This week I was privileged to participate in a conference celebrating ten years of digital storytelling at which a book, 'Cultivating Compassion - How digital storytelling is transforming healthcare', was launched.1,2
My reason for attending the conference was primarily to run a workshop on the use of digital stories as a valid source of research evidence. In addition I had a vested interest in the book launch as I had written one of the chapters (Chapter 15: Measuring what counts: digital stories as qualitative data). The conference and book, together, provide such a rich source of inspiration that I felt compelled to use this week's 'Thoughts from the Centre' to illustrate how digital stories can be a force for service transformation.
The idea for the book was the brainchild of Pilgrims Projects (PP), specialists in health and education work-based learning programmes. In 2004 PP founded the Patient Voices Programme, "to bring the voices of all those waiting patiently to be heard to the ambitious enterprise of improving the quality and safety of healthcare". Ten years later, the book presents a collection of views, insights, revelations and observations of those who have told their stories or have used these stories to stimulate leaning and improve healthcare.
The book's contributors comprise an eclectic mix of health policy analysts, social scientists, researchers and higher education specialists, doctors, nurses and other healthcare professionals, and, importantly, patients and carers. The production of the stories, however, relies on PP's skill in using appreciative enquiry and non-judgemental listening techniques. The storytellers are supported and encouraged to let their stories evolve over a number of hours or even days, in a safe none threatening environment. This approach, as the book so eloquently shows, both empowers the storyteller and frees them from the shackles created by their experience.

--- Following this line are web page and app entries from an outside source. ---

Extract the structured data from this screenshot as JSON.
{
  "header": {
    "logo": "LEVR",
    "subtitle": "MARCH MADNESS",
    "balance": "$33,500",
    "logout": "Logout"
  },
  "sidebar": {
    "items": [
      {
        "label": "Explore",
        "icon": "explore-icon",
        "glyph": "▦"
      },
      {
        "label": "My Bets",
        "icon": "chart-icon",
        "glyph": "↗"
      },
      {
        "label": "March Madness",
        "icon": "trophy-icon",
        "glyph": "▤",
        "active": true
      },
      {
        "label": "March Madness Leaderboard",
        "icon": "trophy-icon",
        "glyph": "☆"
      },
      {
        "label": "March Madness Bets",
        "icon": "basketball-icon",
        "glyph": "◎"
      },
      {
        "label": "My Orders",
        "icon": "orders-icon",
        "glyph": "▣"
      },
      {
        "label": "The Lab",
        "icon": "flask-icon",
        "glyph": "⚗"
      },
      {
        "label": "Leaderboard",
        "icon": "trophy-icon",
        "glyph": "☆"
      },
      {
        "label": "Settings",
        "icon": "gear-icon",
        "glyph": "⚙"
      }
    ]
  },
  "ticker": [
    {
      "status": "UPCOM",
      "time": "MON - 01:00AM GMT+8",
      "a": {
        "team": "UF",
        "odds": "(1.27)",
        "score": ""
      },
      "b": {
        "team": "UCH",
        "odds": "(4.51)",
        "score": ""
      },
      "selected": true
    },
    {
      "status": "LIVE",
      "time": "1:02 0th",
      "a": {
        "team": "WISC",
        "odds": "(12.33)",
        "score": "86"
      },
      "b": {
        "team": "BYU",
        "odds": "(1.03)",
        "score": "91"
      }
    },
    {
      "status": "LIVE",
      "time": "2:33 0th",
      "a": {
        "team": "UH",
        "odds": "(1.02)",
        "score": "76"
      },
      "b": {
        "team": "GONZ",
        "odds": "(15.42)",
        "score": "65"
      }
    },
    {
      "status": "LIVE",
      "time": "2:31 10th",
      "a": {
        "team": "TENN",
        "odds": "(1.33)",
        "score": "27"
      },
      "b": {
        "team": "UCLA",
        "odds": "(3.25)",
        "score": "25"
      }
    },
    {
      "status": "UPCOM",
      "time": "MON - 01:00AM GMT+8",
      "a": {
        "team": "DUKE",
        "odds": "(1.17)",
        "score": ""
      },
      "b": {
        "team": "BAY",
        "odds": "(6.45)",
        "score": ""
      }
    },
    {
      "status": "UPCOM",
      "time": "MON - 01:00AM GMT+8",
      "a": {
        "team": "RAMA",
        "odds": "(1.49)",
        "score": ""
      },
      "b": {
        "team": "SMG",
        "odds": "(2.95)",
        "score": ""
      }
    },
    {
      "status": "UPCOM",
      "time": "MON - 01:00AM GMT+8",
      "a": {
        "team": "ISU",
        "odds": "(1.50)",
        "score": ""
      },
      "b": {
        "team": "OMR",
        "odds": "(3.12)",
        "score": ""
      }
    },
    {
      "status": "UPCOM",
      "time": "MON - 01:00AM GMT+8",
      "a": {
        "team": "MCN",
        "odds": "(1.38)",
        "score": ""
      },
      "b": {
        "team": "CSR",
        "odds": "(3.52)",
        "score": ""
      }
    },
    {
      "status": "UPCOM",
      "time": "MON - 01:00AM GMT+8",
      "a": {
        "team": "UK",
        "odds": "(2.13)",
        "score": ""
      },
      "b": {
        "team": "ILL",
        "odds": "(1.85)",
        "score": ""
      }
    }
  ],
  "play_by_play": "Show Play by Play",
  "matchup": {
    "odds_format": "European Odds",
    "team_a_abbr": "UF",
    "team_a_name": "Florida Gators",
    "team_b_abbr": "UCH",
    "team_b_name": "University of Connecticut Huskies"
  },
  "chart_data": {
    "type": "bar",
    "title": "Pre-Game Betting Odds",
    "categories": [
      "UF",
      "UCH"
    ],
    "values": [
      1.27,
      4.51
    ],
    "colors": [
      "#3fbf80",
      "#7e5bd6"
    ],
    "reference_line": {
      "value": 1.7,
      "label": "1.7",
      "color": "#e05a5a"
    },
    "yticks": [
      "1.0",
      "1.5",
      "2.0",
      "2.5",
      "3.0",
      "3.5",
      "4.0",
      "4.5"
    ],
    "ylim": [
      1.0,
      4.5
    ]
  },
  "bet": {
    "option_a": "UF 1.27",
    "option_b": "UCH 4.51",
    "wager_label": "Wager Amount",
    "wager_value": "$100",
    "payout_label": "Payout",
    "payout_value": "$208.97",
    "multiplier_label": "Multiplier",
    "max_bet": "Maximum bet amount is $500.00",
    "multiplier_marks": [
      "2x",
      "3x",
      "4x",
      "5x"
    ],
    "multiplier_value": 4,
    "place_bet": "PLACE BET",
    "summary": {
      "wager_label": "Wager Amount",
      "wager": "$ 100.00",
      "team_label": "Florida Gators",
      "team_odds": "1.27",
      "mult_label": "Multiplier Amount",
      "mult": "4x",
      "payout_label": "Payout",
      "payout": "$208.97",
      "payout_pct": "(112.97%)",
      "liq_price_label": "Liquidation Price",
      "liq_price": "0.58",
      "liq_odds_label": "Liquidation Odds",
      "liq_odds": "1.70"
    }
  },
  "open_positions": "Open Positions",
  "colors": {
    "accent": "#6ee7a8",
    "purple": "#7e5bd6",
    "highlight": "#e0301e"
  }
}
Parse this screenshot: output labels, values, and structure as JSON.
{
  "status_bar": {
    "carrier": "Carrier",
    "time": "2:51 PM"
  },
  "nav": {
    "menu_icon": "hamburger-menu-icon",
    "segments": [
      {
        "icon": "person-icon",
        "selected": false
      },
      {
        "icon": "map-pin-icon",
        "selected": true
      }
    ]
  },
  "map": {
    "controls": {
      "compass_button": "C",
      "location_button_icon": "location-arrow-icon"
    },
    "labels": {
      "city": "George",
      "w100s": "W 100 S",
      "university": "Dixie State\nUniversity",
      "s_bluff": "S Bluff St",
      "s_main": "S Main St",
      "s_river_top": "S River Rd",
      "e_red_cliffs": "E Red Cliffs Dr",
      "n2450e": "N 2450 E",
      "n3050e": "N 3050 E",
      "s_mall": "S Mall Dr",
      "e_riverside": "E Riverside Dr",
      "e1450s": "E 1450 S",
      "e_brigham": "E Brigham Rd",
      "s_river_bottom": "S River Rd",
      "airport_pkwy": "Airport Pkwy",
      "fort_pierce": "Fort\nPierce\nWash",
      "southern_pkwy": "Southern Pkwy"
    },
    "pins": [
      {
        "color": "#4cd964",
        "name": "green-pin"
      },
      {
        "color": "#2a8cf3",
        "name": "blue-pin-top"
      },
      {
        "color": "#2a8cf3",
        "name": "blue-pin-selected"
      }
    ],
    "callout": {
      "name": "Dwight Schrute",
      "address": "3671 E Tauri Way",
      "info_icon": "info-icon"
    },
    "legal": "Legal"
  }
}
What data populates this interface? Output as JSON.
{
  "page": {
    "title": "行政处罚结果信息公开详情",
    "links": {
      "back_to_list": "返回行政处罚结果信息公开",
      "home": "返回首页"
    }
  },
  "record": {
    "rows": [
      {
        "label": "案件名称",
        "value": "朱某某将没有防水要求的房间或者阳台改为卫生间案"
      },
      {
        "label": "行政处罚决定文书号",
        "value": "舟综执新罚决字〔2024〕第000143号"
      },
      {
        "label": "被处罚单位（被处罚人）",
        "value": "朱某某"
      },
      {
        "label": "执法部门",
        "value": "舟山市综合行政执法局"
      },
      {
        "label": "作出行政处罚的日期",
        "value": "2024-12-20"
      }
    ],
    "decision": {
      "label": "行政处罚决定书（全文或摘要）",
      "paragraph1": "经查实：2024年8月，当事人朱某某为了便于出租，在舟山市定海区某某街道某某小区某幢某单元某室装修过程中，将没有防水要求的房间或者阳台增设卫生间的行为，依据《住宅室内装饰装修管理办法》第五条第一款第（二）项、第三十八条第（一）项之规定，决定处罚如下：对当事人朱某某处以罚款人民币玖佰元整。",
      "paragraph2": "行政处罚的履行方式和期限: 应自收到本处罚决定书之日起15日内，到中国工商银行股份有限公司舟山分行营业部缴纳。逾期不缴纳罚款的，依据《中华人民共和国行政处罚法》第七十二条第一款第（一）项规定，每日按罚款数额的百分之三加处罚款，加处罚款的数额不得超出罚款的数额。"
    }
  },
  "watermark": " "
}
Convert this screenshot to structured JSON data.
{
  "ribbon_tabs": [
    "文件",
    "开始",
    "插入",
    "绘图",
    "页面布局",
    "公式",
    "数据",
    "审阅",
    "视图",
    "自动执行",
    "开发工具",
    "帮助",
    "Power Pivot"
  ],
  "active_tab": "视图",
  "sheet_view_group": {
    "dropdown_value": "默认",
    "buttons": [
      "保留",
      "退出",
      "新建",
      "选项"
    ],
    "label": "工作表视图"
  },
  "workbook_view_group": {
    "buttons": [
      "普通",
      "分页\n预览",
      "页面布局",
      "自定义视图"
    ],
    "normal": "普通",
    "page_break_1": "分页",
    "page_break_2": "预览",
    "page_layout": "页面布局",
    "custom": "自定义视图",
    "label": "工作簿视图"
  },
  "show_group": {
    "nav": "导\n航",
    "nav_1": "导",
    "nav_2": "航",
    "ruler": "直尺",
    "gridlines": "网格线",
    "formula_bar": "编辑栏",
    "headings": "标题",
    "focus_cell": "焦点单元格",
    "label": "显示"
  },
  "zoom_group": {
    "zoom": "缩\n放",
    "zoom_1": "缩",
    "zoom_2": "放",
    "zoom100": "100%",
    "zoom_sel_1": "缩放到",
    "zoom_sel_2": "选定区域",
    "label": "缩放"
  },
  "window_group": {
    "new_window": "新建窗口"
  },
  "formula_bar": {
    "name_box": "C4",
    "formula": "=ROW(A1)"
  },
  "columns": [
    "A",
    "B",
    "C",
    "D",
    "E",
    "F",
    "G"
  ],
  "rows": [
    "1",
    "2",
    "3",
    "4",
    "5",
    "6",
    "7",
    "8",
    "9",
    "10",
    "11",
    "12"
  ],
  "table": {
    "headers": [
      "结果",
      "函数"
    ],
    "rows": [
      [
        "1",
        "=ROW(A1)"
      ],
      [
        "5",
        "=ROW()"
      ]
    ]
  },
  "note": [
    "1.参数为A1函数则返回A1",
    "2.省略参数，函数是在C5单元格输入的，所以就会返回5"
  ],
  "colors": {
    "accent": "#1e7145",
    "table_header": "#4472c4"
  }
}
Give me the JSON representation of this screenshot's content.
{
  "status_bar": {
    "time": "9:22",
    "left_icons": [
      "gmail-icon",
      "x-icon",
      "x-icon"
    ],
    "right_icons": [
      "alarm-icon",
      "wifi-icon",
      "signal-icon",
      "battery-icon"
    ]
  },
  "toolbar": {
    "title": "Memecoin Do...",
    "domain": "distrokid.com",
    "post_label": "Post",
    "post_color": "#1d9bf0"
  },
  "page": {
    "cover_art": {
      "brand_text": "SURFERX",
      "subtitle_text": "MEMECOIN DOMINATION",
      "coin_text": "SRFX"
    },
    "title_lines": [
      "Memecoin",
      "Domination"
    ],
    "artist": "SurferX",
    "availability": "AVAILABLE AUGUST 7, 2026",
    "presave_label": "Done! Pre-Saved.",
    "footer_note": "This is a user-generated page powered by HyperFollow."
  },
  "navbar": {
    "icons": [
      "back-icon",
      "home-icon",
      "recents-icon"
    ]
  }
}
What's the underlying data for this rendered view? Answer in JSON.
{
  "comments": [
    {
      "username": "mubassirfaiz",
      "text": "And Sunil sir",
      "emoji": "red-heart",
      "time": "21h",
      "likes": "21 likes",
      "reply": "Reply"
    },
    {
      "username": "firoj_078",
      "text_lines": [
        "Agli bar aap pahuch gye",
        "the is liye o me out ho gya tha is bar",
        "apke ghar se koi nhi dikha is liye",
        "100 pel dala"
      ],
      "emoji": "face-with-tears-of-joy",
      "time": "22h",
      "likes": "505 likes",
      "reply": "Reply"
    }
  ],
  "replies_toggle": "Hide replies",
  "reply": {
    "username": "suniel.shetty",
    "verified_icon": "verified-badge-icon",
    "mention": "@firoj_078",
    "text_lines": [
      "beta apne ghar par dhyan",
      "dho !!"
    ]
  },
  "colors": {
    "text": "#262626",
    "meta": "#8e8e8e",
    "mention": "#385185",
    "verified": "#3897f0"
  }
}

An ambition for the programme was for patients everywhere to be treated with justice, dignity, humanity, respect and compassion. The Patient Voices approach to digital storytelling has gained support and recognition throughout the international healthcare community. Feedback consistently shows they are valued for their succinctness, emotional power and versatility. Other feedback, conveyed in the book and at the conference, was on the power of personal narratives to "heal, transform, deepen insights, promote understanding and enable reflection".